We've seen both. The ideal route, if the CMO wants to be relevant in the future, is to go through the CMO to the CEO, and that's what we're trying to do. Sometimes we go direct to CEO because there are many traditional CMOs who are not ready. But the CMO is always necessary because if we come in and say, "We want do the whole thing," there may be a subjective view, for example, that Accenture is not creative enough. So we need to convince the CMO, and everybody underneath, that we are good in all of these areas.
Presumably that’s where Karmarama [a creative agency in London purchased by Accenture in 2017] fits in?
In communications, yes.
And is that going to remain as a standalone brand?
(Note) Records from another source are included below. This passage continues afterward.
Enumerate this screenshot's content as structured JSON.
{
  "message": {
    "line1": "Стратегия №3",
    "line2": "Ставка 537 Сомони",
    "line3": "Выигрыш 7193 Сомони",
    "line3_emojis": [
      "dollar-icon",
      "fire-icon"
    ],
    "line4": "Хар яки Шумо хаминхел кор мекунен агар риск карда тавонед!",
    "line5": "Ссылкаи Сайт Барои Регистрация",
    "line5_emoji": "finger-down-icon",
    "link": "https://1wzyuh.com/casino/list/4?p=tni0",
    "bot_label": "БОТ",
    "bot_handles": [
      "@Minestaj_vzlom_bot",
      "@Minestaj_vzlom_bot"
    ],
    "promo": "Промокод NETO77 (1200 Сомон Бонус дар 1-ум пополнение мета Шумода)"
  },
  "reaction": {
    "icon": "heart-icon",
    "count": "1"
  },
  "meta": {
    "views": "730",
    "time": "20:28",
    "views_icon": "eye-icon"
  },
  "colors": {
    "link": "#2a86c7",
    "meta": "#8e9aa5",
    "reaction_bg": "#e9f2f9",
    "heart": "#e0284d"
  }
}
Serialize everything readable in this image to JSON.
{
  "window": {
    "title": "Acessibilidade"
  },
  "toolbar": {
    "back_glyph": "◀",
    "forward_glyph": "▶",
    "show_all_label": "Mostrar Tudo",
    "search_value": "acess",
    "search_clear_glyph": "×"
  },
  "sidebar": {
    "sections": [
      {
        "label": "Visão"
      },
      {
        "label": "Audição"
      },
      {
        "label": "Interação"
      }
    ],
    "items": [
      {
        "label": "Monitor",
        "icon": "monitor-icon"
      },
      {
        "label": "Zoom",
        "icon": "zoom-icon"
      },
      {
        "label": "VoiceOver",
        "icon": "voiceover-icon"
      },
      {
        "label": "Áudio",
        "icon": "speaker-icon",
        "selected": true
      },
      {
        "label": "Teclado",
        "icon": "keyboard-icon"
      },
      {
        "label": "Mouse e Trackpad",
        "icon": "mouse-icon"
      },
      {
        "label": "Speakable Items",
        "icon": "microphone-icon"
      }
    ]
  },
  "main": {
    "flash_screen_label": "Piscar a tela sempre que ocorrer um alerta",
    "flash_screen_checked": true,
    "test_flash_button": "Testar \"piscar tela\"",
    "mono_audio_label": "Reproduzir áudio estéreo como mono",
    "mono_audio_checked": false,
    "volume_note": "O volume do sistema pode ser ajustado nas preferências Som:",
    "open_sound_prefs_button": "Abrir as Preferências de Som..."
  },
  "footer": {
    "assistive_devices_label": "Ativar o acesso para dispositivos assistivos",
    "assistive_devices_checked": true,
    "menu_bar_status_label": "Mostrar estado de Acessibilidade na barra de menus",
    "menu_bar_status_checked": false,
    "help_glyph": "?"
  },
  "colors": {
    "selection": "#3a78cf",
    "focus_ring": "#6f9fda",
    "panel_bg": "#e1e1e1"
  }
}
We're still debating it. Accenture Interactive is the brand platform. There are a few agencies that may potentially retain their brands, if it's helpful, in specific markets, or if they stand for very specific capability. One example is [visual effects and CGI company] Mackevision – they do something unique, and it is global. Fjord is a service design capability that is known. Karmarama is a creative agency that is regional. Monkeys is a creative agency that is regional but is very well known. But our joint challenge is to elevate Accenture Interactive as an overall experience agency brand. We're not a holding company – there is a big difference. So even if we have a few brands, it doesn't mean that they have separate businesses.
And where might you push this next? Are there any capabilities you feel you need to add?
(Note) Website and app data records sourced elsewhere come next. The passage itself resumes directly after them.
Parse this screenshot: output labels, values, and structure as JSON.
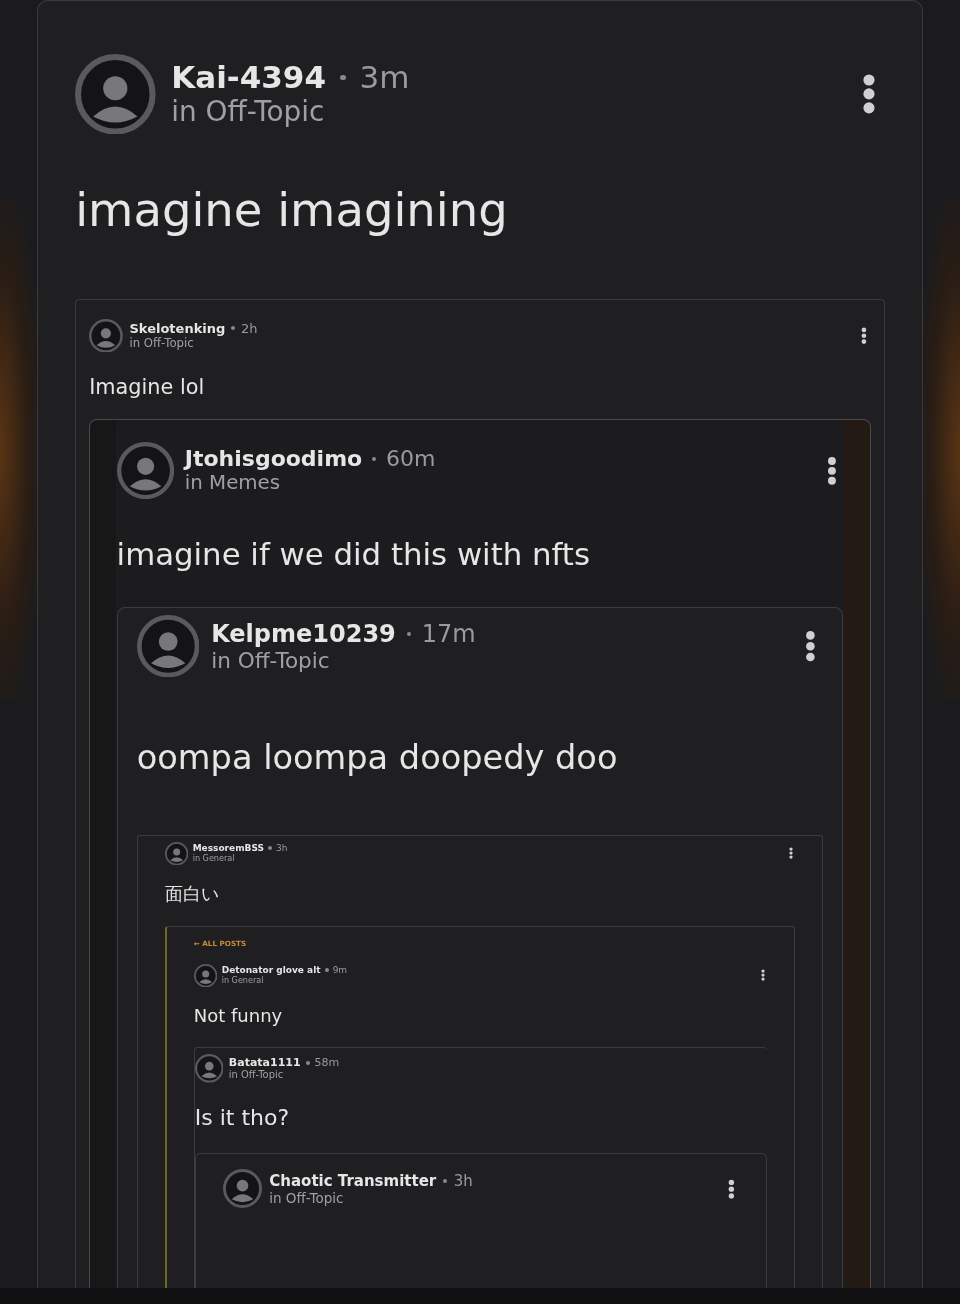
{
  "post": {
    "author": "Kai-4394",
    "time": "3m",
    "channel": "in Off-Topic",
    "body": "imagine imagining",
    "menu": true,
    "embed": {
      "author": "Skelotenking",
      "time": "2h",
      "channel": "in Off-Topic",
      "body": "Imagine lol",
      "menu": true,
      "embed": {
        "author": "Jtohisgoodimo",
        "time": "60m",
        "channel": "in Memes",
        "body": "imagine if we did this with nfts",
        "menu": true,
        "embed": {
          "author": "Kelpme10239",
          "time": "17m",
          "channel": "in Off-Topic",
          "body": "oompa loompa doopedy doo",
          "menu": true,
          "embed": {
            "author": "MessoremBSS",
            "time": "3h",
            "channel": "in General",
            "body": "面白い",
            "menu": true,
            "embed": {
              "back_link": "← ALL POSTS",
              "author": "Detonator glove alt",
              "time": "9m",
              "channel": "in General",
              "body": "Not funny",
              "menu": true,
              "embed": {
                "author": "Batata1111",
                "time": "58m",
                "channel": "in Off-Topic",
                "body": "Is it tho?",
                "menu": false,
                "embed": {
                  "author": "Chaotic Transmitter",
                  "time": "3h",
                  "channel": "in Off-Topic",
                  "menu": true
                }
              }
            }
          }
        }
      }
    }
  }
}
Contact marketing is becoming more important than just pure advertising, so we are thinking about doing things there. If you look at media, we believe that there is more room for artificial intelligence. In many of the marketing processes, there are lots of repetitive, no-value-added processes that could be handled by machine. There are so many exciting things we could do, but I want to make sure that we don't sell too much ahead of our capabilities.
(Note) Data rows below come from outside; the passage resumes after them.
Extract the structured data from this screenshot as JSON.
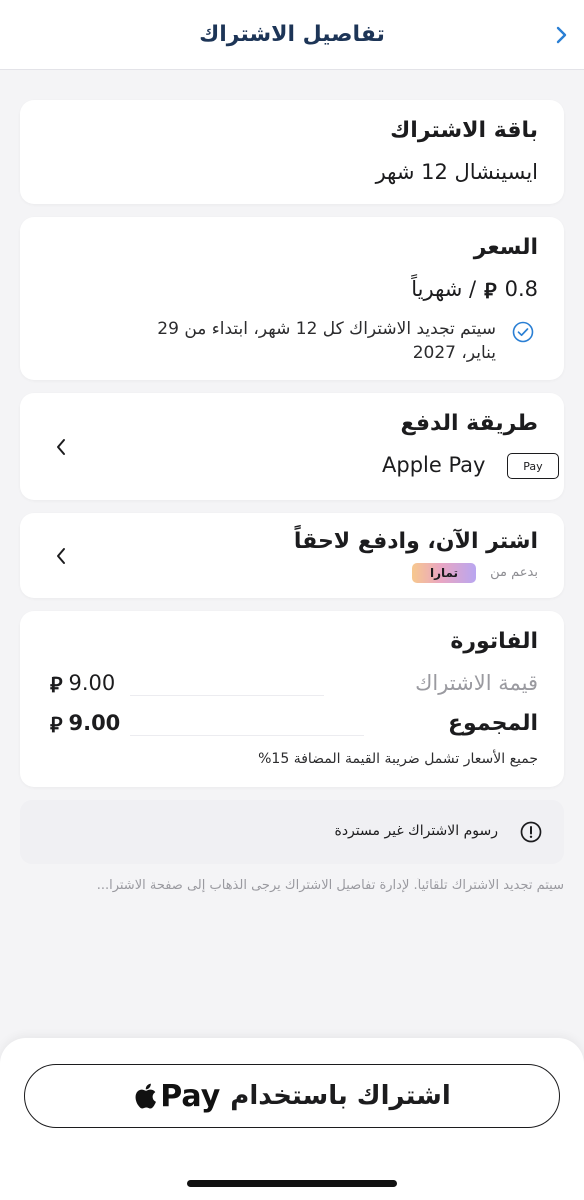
{
  "header": {
    "title": "تفاصيل الاشتراك",
    "back_icon": "chevron-right-icon",
    "accent": "#1d3557",
    "back_color": "#2a7fd4"
  },
  "plan": {
    "title": "باقة الاشتراك",
    "value": "ايسينشال 12 شهر"
  },
  "price": {
    "title": "السعر",
    "amount": "0.8",
    "currency_symbol": "⃁",
    "per": "/ شهرياً",
    "renewal_note_line1": "سيتم تجديد الاشتراك كل 12 شهر، ابتداء من 29",
    "renewal_note_line2": "يناير، 2027",
    "check_icon": "check-circle-icon"
  },
  "payment_method": {
    "title": "طريقة الدفع",
    "value": "Apple Pay",
    "badge": " Pay",
    "chevron_icon": "chevron-left-icon"
  },
  "bnpl": {
    "title": "اشتر الآن، وادفع لاحقاً",
    "powered_by": "بدعم من",
    "provider": "تمارا",
    "chevron_icon": "chevron-left-icon"
  },
  "invoice": {
    "title": "الفاتورة",
    "subscription_label": "قيمة الاشتراك",
    "subscription_value": "9.00",
    "total_label": "المجموع",
    "total_value": "9.00",
    "vat_note": "جميع الأسعار تشمل ضريبة القيمة المضافة 15%"
  },
  "notice": {
    "text": "رسوم الاشتراك غير مستردة",
    "icon": "info-circle-icon"
  },
  "footer_note": "سيتم تجديد الاشتراك تلقائياً. لإدارة تفاصيل الاشتراك يرجى الذهاب إلى صفحة الاشترا...",
  "cta": {
    "label": "اشتراك باستخدام",
    "pay_text": "Pay",
    "icon": "apple-logo-icon"
  }
}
So who would you typically see as your competitors now?
Everyone. Because people realise that this is the future. PWC Digital, Deloitte Digital, and the traditional holding companies are still out there – Publicis, out of all of them, is closer to that future model because they're trying to force this unification, but they're not there yet.
When you're looking at competition from advertising agencies, do you see big, strong competitors, or do you see low-margin businesses where there's room for you to come in and do a much better job?
Well, we are not after low-margin business. That is for sure.
When we have bought agencies, we are most likely not buying them for the business that they're doing. We're buying talent that we want to apply in a different way. I think people are stuck in this model where if you do a job, you should continue to do the same job forever. Those times are gone. People need to evolve. Businesses need to evolve. We need talent that want to extend their horizons, want to do bigger things.
If you ask me what the future looks like, there will be few big entities like Accenture. Few would be able to deliver global, joined-up, end-to-end experience. They may call it something else but there will be many more independents actually, and freelancers, because people who have a speciality, who are good at something, don't need big infrastructure to prosper. I know it's unsettling for people who sit in the big holding companies. But if you have talent, it's a fantastic time. People need more creative, not less.
So is your view that world of marketing services is full of talented people that, in a different model, sold in a different way, packaged in a different way, can go from a low-margin business to a high-margin business?
Of course. At the end of the day, it's about value. When your business becomes a commodity, then procurement comes in and they drive the margin down. This is their job, and this is legitimate. So how do you not become a commodity? If you're doing something very, very high-end in a very specific area, then of course, you have better margin. And if you're doing something unique, then even better. That's what we're trying to do.